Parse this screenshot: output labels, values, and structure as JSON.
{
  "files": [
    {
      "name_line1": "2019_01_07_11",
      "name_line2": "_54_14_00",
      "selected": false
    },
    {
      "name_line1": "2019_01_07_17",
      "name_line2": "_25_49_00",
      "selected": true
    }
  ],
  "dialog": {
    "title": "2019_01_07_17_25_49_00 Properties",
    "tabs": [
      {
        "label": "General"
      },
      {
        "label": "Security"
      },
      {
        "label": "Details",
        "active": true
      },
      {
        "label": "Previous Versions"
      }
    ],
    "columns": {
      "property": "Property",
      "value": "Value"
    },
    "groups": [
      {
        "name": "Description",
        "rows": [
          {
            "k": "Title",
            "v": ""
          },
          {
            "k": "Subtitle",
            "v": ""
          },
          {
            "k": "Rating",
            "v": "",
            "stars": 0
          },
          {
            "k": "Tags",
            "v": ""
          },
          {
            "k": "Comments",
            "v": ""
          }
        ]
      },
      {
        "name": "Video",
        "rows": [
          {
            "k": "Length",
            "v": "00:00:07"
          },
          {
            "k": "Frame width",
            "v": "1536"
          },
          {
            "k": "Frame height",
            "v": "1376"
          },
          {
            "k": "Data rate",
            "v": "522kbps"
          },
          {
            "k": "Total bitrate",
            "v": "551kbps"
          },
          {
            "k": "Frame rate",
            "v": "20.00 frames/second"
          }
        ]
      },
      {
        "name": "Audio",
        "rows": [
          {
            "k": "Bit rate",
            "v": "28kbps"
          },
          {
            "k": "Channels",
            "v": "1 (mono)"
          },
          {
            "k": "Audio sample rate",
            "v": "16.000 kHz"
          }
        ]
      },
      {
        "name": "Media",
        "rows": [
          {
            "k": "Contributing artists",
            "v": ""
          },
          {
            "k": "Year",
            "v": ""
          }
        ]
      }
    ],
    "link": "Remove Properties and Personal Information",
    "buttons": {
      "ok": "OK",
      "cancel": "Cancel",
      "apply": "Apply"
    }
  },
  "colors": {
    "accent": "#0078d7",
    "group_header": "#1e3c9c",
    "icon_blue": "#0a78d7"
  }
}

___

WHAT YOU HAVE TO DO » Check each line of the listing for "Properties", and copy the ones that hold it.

TASK SOLUTION »
    "title": "2019_01_07_17_25_49_00 Properties",
    "link": "Remove Properties and Personal Information",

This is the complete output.